TAXI fares in Oxford are due to go up.
Cabbies in the city pleaded with city councillors for fares to go up by about 10 per cent.
That was rejected but city councillors accepted the need for fares to go up by a smaller amount.
Now council officers and taxi drivers are thrashing out a deal for a rise, the first in more than three years.
Members of the city council’s general purposes licensing committee refused to accept an application for an increase in fares of about 10 per cent.
The City of Oxford Licensed Taxicab Association (Colta) had asked for the rise – the first in more than three years – to reflect higher living costs, and in particular, higher fuel prices faced by its 107 drivers.
But councillors said the proposed hike was too much.
Labour councillor Anne-Marie Canning said: “I think an increase at this level is too much.
“I would support a smaller increase.
“I want young people to be able to use taxis as a safer way home, particularly young women.”
The original 10 per cent proposed increase would have seen the cost of a five-mile journey before 10pm rise from £9.58 to £10.62, and a 10- mile journey later in the night could go up from £16.08 to £18.02.
Committee chairman Colin Cook, also a Labour councillor, said he understood taxi drivers’ concern, but the proposed rise was too high.
He said: “I appreciate there have been increases in fuel prices which clearly are a major factor in running taxis, so I have to cut a bit of slack, but I think these are too high.”
Lib Dem councillor John Goddard said: “I think they should have an increase, but I don’t think a 10 per cent increase is justified.”
Colta secretary Khalid Sharif said the request was “nothing too extravagant” and said drivers had been asking for more money.
He said: “There have been a few requests coming in over the past 18 months especially in terms of an increase.
“A lot of these drivers have families to support, and this winter costs are going to be going up, and then there’s vehicle maintenance, road tax, etc.”
Taxi driver Sajid Malik, who is also a city councillor, said the rise was badly needed.
He said: “I think the officers and councillors aren’t living in the real world. They should come and see how hard it is to do this job at antisocial hours, what we’re having to put up with.
“Sometimes you end up earning less than the minimum wage sitting at the train station for hours.”

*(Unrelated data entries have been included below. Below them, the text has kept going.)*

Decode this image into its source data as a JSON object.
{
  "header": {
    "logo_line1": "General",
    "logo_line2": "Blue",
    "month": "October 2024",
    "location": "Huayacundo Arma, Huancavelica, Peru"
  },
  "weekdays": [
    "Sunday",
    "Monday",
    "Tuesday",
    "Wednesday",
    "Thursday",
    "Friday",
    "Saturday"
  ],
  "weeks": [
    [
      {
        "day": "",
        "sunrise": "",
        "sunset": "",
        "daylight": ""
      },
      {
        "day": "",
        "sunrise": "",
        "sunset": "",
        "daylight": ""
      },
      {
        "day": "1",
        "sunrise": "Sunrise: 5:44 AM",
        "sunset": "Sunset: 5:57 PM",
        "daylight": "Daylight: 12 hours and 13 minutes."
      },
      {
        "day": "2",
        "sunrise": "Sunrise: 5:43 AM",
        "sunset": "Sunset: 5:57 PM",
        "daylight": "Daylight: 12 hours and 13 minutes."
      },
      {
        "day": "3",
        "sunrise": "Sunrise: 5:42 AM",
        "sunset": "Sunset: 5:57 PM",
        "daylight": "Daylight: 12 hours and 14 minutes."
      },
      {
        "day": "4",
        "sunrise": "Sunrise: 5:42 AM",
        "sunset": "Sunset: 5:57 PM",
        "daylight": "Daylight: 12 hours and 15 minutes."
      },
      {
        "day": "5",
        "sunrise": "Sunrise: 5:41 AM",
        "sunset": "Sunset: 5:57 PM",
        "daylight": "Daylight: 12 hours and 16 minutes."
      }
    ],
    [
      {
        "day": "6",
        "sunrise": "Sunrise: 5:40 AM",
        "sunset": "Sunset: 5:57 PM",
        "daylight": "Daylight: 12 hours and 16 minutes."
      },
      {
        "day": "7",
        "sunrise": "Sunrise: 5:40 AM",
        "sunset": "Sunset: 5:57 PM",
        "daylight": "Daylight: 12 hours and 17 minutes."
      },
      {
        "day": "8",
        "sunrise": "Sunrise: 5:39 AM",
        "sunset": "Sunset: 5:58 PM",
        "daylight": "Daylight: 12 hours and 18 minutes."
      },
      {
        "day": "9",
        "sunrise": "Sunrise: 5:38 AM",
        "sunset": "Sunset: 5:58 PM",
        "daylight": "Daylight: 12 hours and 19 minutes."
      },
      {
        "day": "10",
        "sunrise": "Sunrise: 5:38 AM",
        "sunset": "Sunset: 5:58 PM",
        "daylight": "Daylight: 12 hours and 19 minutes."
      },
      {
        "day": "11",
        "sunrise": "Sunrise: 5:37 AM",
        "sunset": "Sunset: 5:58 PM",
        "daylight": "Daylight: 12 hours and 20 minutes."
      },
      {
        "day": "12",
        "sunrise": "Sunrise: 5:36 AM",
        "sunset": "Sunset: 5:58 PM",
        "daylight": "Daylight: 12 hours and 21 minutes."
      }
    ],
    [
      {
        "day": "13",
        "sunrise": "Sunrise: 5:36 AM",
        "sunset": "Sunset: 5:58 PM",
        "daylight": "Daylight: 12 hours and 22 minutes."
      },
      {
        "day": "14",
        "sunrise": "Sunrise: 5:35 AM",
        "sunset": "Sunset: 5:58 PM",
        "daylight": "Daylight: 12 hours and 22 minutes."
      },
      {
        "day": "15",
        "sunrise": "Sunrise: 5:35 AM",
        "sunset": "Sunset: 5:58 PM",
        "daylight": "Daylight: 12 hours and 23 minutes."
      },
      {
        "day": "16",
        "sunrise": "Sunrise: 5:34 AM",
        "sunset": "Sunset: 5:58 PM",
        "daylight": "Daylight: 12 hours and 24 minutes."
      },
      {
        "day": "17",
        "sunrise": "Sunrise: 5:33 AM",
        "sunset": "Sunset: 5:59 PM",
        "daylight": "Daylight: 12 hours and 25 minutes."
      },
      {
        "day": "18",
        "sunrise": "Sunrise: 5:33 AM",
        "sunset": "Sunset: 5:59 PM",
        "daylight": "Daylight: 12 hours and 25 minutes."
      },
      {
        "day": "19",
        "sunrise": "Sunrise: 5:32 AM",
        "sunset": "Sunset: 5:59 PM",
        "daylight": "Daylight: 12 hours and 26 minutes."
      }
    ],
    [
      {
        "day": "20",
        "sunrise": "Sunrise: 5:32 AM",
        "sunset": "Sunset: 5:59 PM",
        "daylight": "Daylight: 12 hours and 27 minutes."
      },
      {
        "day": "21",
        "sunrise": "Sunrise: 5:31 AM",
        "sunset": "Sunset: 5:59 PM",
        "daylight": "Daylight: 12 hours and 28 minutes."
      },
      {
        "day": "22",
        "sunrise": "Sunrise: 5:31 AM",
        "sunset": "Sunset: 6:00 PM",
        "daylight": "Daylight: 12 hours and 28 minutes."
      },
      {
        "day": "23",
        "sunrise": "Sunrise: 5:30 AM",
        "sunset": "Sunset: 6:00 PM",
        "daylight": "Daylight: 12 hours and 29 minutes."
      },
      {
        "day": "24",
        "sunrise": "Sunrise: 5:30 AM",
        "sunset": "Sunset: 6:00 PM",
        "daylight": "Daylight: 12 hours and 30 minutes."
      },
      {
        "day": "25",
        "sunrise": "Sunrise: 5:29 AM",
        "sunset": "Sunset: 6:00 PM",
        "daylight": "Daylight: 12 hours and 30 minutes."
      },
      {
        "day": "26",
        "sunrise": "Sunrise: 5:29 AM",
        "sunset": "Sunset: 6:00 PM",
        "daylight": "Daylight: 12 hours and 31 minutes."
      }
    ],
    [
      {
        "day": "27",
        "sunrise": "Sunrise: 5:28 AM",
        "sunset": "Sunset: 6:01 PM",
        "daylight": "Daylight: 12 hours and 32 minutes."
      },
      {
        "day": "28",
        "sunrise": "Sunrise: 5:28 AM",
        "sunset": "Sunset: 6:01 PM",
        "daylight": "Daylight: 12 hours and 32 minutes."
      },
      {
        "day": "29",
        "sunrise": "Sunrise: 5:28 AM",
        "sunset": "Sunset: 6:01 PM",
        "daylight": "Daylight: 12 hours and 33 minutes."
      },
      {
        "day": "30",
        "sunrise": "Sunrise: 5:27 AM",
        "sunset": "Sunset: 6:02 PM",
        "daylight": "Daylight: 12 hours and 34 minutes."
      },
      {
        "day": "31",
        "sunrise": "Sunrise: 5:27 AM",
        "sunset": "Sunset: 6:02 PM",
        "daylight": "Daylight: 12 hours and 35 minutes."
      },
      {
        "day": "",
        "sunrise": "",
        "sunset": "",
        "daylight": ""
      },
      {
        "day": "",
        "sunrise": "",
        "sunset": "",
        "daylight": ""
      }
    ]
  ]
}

The last fare increase in the city was in January 2009, when diesel cost an average of 98.7p per litre. It now costs about 137.9p per litre.

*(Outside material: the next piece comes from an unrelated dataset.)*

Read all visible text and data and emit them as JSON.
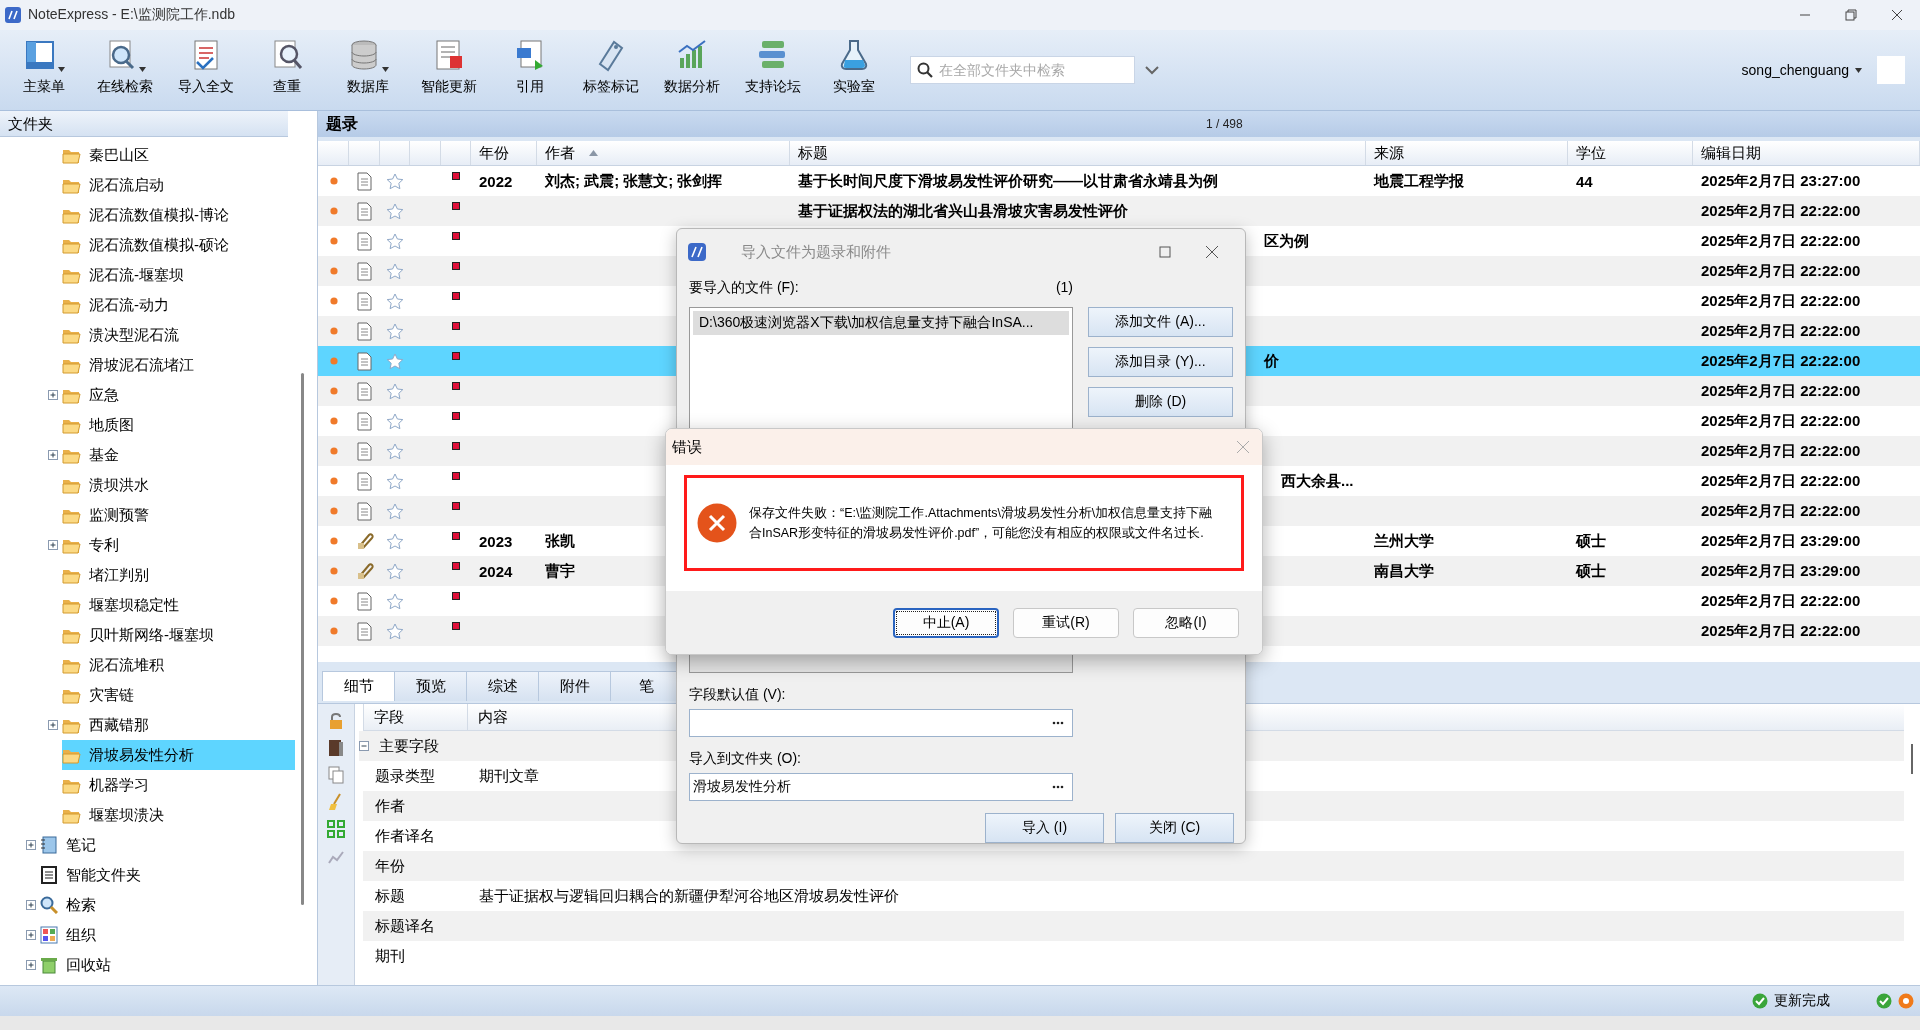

l ‘Hackney Carriages’ can pick up passengers from taxi ranks and be flagged down in the street. They can also take telephone bookings.
Private Hire Vehicles can only take advance bookings and cannot wait at ranks or take passengers who flag them down.